After incinerating 49 houses and 46,344 acres of land around Lake Nacimiento, the once untamable Chimney Fire finally appears to be petering out.
On Aug. 31, Cal Fire announced that the nearly three-week-old blaze was 85 percent contained, reported minimal spread in recent days, and estimated that the fire would be fully contained by Sept. 3.
“We have no real active fire anymore,” said Jay Smith, a Cal Fire public information officer, on Aug. 31. “It hasn’t grown at all. That’s obviously very good news.”
The remaining “problematic” section of the fire is in the northwest area, Smith said, where hot spots persist in rugged terrain west of Lake Nacimiento and east of Ragged Point.
“Crews are putting out the hot spots and mopping up,” Smith said.

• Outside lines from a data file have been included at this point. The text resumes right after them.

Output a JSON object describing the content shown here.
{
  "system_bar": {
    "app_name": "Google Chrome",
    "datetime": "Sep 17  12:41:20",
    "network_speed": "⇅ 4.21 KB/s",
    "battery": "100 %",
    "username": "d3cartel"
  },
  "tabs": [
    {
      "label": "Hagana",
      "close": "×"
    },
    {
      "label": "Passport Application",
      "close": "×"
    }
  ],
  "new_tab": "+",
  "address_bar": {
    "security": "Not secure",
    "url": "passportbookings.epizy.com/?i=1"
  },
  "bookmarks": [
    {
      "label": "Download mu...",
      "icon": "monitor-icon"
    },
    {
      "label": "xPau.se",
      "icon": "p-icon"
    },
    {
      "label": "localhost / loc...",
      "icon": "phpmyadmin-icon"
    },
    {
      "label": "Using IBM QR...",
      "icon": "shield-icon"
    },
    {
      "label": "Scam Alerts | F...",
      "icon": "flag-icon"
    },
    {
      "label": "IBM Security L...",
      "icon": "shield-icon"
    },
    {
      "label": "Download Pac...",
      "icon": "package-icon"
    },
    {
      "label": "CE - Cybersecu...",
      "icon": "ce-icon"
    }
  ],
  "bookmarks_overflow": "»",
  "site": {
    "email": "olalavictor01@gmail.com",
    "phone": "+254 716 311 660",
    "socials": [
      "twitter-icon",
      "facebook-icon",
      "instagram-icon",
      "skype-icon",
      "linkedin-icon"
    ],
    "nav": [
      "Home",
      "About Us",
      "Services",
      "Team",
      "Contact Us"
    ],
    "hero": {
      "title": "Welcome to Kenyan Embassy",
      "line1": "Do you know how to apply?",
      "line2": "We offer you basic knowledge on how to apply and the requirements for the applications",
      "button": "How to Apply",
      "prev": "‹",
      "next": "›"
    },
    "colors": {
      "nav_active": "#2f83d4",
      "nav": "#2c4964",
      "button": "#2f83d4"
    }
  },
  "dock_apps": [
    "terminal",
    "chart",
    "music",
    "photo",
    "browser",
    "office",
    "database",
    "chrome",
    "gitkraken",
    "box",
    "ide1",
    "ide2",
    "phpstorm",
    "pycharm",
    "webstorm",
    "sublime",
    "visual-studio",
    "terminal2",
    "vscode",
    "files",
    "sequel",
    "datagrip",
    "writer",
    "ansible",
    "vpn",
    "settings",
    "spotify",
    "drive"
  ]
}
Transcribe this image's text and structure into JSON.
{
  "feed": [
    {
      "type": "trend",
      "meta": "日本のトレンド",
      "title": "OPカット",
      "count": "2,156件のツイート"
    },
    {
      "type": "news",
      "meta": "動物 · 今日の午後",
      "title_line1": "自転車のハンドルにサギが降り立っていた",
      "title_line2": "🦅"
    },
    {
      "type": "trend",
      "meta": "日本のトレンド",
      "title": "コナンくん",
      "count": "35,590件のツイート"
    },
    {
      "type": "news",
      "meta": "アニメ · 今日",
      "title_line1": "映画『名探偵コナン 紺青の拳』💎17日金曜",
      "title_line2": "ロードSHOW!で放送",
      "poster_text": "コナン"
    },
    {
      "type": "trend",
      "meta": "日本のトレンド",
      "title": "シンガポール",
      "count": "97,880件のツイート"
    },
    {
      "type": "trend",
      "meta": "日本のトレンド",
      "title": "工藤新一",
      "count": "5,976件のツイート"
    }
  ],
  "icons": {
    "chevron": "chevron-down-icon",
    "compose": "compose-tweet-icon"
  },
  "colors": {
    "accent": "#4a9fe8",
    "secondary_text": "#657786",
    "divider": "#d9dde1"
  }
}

Cal Fire lifted all the remaining evacuation orders for communities around Lake Nacimiento on Aug. 29. Hearst Castle also reopened for tours that day.
In the Chimney Fire’s first two weeks, extremely hot and dry weather and erratic winds tossed the fire in unpredictable directions. Starting Aug. 25, a beneficial shift in weather, in conjunction with increased manpower on the scene, helped get the wildfire—the worst in the region since 1960—under control.
“It’s been a combination of everything [that has helped slow down the fire],” Smith said. “The weather played a role in it. We saw decreased wind activity and higher humidity. But ultimately, we are putting the fire out with boots on the ground.”
On Aug. 24, close to 2,000 structures were threatened by the Chimney Fire. That number was down to 10 on Aug. 31. Fire personnel on the incident also decreased by nearly half since Aug. 24.
As the Chimney Fire winds down, so does the Rey Fire in Santa Barbara County, which has halted at 32,606 acres and is 87 percent contained.
The Soberanes Fire, though, continues to burn through southern Monterey County. It’s burned 93,714 acres and is 60 percent contained as of press time. Fire officials say full containment isn’t expected until the end of September.